2 May, 2005, Revised January 27, 2010, July 27, 2012, May 25, 2015,
March 28, 2017
"I fear that some elderly homeowners who take out FHA reverse mortgages
will not receive all the payments to which they are entitled. FHA
insurance protects the lender, not the borrower. When you consider that
payments to the borrower must continue for life -- which can be forty
years or more -- there is a distinct possibility that some lenders will
just not be there to complete the payments. They will profit from the
shorter-lived borrowers, then default on those who live too long."
Not so, there is no way this will happen. The elderly homeowners who participate
in this program have the right to live in their house until they die or
voluntarily move out, and any annuities or draws against their credit
lines that they are due, are certain to be paid.
It is true that the FHA insurance, in the reverse mortgage program as
well as in all other FHA programs, protects the lender rather than the
borrower. In the event that the amount owed by the borrower exceeds the
value of the property, the loss to the lender will be covered by FHA.
But under the reverse mortgage program, any payments due the borrower
are also protected. HUD has a legal obligation to make such payments in
the event that the lender does not.
When the reverse mortgage loan balance gets to 98% or more of the
"maximum claim amount", which is the maximum amount that can be
collected, lenders are allowed to assign the loan to HUD and be paid the
balance. HUD then assumes responsibility for making any additional
payments that are due the borrower. HUD will also take over
responsibility if, for some reason, the lender cannot make the required
The upshot is that borrowers are fully protected. The only possible blip
in their lives arises from the transfer of servicing from the original
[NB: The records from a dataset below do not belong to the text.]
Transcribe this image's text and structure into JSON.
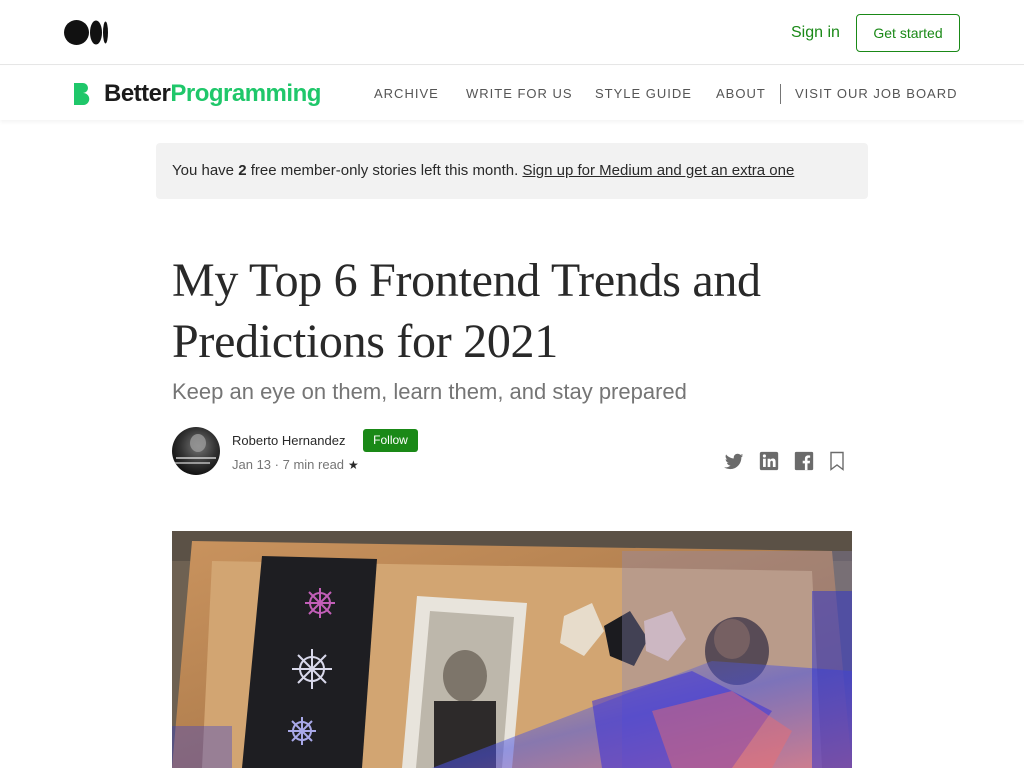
{
  "topbar": {
    "logo_icon": "medium-logo-icon",
    "signin_label": "Sign in",
    "get_started_label": "Get started",
    "accent_color": "#1a8917"
  },
  "publication": {
    "name_part1": "Better",
    "name_part2": "Programming",
    "name_color": "#1fc76a",
    "nav": [
      {
        "label": "ARCHIVE"
      },
      {
        "label": "WRITE FOR US"
      },
      {
        "label": "STYLE GUIDE"
      },
      {
        "label": "ABOUT"
      },
      {
        "label": "VISIT OUR JOB BOARD"
      }
    ]
  },
  "banner": {
    "prefix": "You have ",
    "count": "2",
    "suffix": " free member-only stories left this month. ",
    "link_label": "Sign up for Medium and get an extra one"
  },
  "article": {
    "title": "My Top 6 Frontend Trends and Predictions for 2021",
    "subtitle": "Keep an eye on them, learn them, and stay prepared",
    "author": "Roberto Hernandez",
    "follow_label": "Follow",
    "date": "Jan 13",
    "separator": " · ",
    "read_time": "7 min read",
    "star": "★",
    "share_icons": [
      "twitter-icon",
      "linkedin-icon",
      "facebook-icon",
      "bookmark-icon"
    ]
  }
}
lender to a servicer working for HUD, and that should be
"My mother has had an FHA Home Equity Conversion Mortgage for some time
and has reached her $70,000 credit limit. The lender has sent her a
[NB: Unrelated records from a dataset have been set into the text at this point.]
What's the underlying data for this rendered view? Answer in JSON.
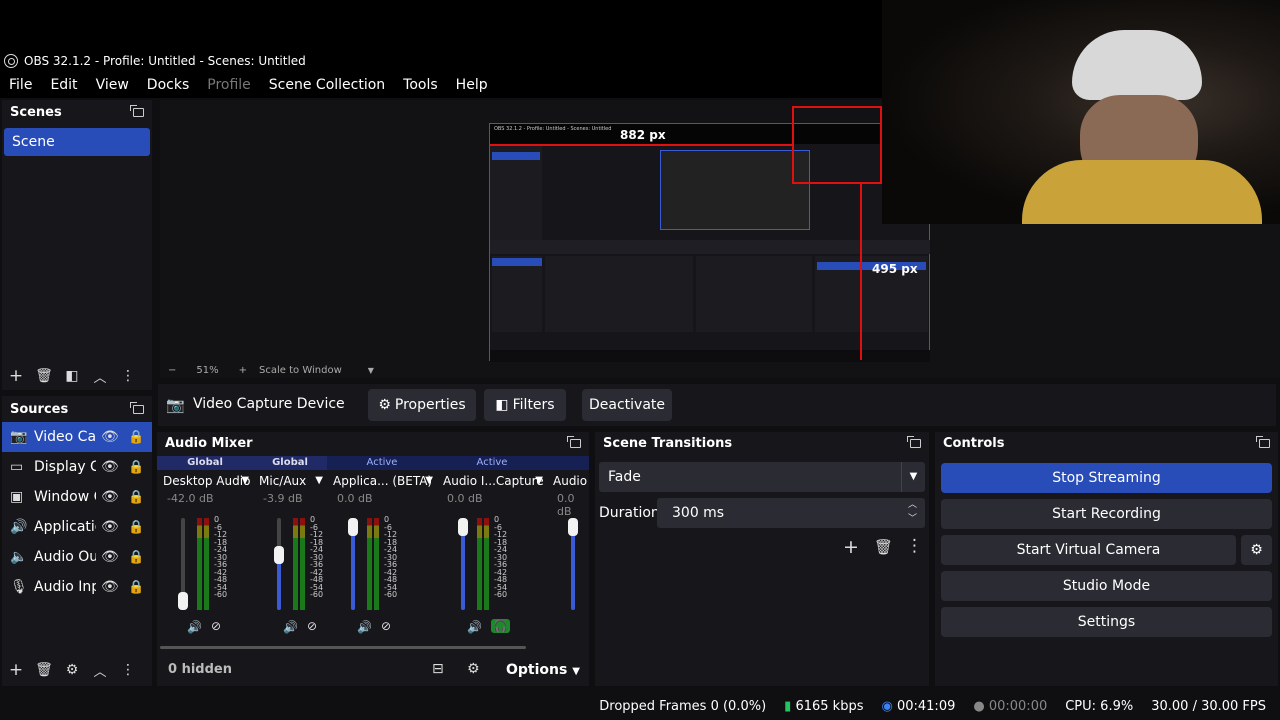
{
  "window": {
    "title": "OBS 32.1.2 - Profile: Untitled - Scenes: Untitled"
  },
  "menu": {
    "items": [
      "File",
      "Edit",
      "View",
      "Docks",
      "Profile",
      "Scene Collection",
      "Tools",
      "Help"
    ]
  },
  "scenes": {
    "title": "Scenes",
    "items": [
      "Scene"
    ]
  },
  "preview": {
    "zoom": "51%",
    "minus": "−",
    "plus": "+",
    "scale_mode": "Scale to Window",
    "nested": {
      "overlay_px_top": "882 px",
      "overlay_px_right": "495 px",
      "title": "OBS 32.1.2 - Profile: Untitled - Scenes: Untitled"
    }
  },
  "sources": {
    "title": "Sources",
    "items": [
      {
        "label": "Video Cap",
        "icon": "camera-icon"
      },
      {
        "label": "Display C",
        "icon": "monitor-icon"
      },
      {
        "label": "Window C",
        "icon": "window-icon"
      },
      {
        "label": "Applicatio",
        "icon": "app-audio-icon"
      },
      {
        "label": "Audio Out",
        "icon": "speaker-icon"
      },
      {
        "label": "Audio Inp",
        "icon": "mic-icon"
      }
    ]
  },
  "source_bar": {
    "name": "Video Capture Device",
    "properties": "Properties",
    "filters": "Filters",
    "deactivate": "Deactivate"
  },
  "mixer": {
    "title": "Audio Mixer",
    "hidden": "0 hidden",
    "options": "Options",
    "channels": [
      {
        "badge": "Global",
        "name": "Desktop Audio",
        "db": "-42.0 dB",
        "level": 0.15
      },
      {
        "badge": "Global",
        "name": "Mic/Aux",
        "db": "-3.9 dB",
        "level": 0.7
      },
      {
        "badge": "Active",
        "name": "Applica... (BETA)",
        "db": "0.0 dB",
        "level": 1.0
      },
      {
        "badge": "Active",
        "name": "Audio I...Capture",
        "db": "0.0 dB",
        "level": 1.0
      },
      {
        "badge": "",
        "name": "Audio ...",
        "db": "0.0 dB",
        "level": 1.0
      }
    ],
    "scale": [
      "0",
      "-6",
      "-12",
      "-18",
      "-24",
      "-30",
      "-36",
      "-42",
      "-48",
      "-54",
      "-60"
    ]
  },
  "transitions": {
    "title": "Scene Transitions",
    "selected": "Fade",
    "duration_label": "Duration",
    "duration_value": "300 ms"
  },
  "controls": {
    "title": "Controls",
    "stop_streaming": "Stop Streaming",
    "start_recording": "Start Recording",
    "start_virtual_camera": "Start Virtual Camera",
    "studio_mode": "Studio Mode",
    "settings": "Settings"
  },
  "statusbar": {
    "dropped": "Dropped Frames 0 (0.0%)",
    "bitrate": "6165 kbps",
    "stream_time": "00:41:09",
    "rec_time": "00:00:00",
    "cpu": "CPU: 6.9%",
    "fps": "30.00 / 30.00 FPS"
  },
  "colors": {
    "accent": "#284cb8",
    "panel": "#17171b",
    "background": "#0f0f12"
  }
}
letter saying that they are transferring the account to HUD. She is
worried she will lose her home…?"
Not to worry, the transfer of her account to HUD is routine.
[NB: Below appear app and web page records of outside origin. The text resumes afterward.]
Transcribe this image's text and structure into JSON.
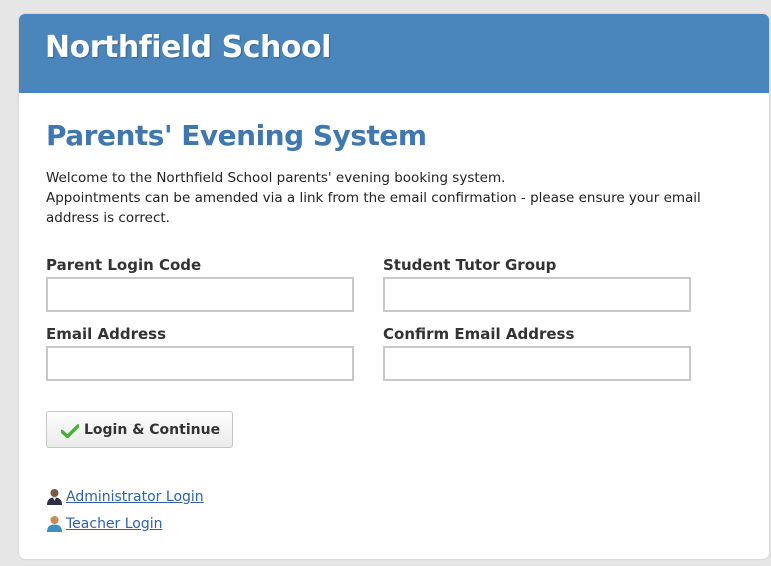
{
  "header": {
    "school_name": "Northfield School"
  },
  "main": {
    "title": "Parents' Evening System",
    "intro_line1": "Welcome to the Northfield School parents' evening booking system.",
    "intro_line2": "Appointments can be amended via a link from the email confirmation - please ensure your email address is correct."
  },
  "form": {
    "parent_login_code_label": "Parent Login Code",
    "parent_login_code_value": "",
    "student_tutor_group_label": "Student Tutor Group",
    "student_tutor_group_value": "",
    "email_address_label": "Email Address",
    "email_address_value": "",
    "confirm_email_address_label": "Confirm Email Address",
    "confirm_email_address_value": "",
    "login_button_label": "Login & Continue"
  },
  "links": {
    "administrator_login": "Administrator Login",
    "teacher_login": "Teacher Login"
  },
  "colors": {
    "header_bg": "#4a85bb",
    "title_color": "#3f78b0",
    "link_color": "#2f62a6",
    "check_color": "#4caf3a"
  },
  "icons": {
    "login_button_icon": "check-icon",
    "administrator_icon": "admin-user-icon",
    "teacher_icon": "teacher-user-icon"
  }
}
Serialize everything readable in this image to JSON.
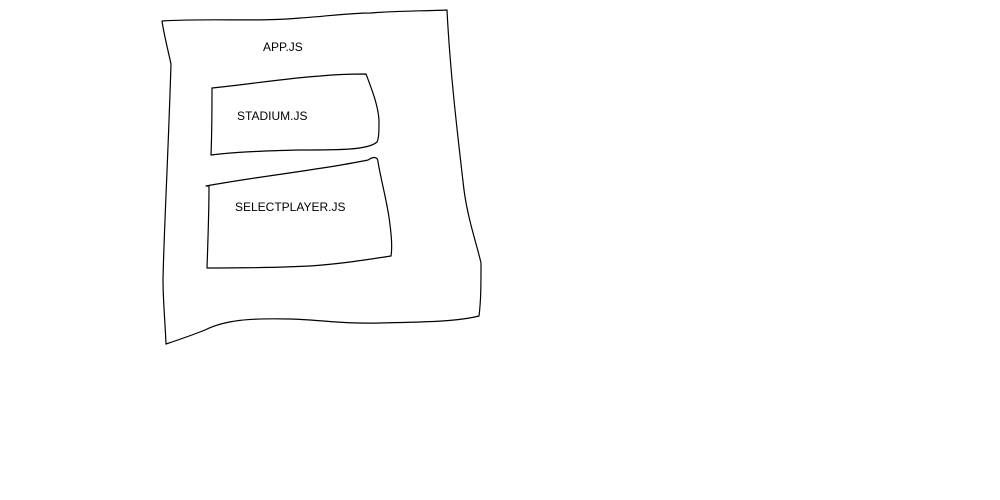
{
  "diagram": {
    "stroke_color": "#000000",
    "background_color": "#ffffff",
    "boxes": [
      {
        "id": "app",
        "label": "APP.JS"
      },
      {
        "id": "stadium",
        "label": "STADIUM.JS"
      },
      {
        "id": "selectplayer",
        "label": "SELECTPLAYER.JS"
      }
    ]
  }
}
Under HUD rules, a lender can assign a loan to HUD once the total amount
owed by the owner – the sum of all payments to her, upfront fees that
were financed and accumulated interest -- equals the "maximum claim
amount.” This is the largest amount the lender can collect – it is
$70,000 in your mother’s case.
On assignment, the lender is paid that amount and HUD becomes the owner.
HUD will appoint a servicer to handle the loan, who could be but
probably will not be the one your mother has been dealing with. The
switch to a new servicer is the only change your mother will notice.
"So there is no way that a senior who takes out an FHA reverse
mortgage can lose their home?"
True, provided that the borrower meets her obligations under the
HECM contract. These obligations include paying property taxes and home
owners insurance, which following the financial crisis many seniors were
letting slip. See HECMs
Hit an Unexpected Snag: Property Tax Defaults
. I have not heard of
any seniors getting dispossessed for this, but it could happen.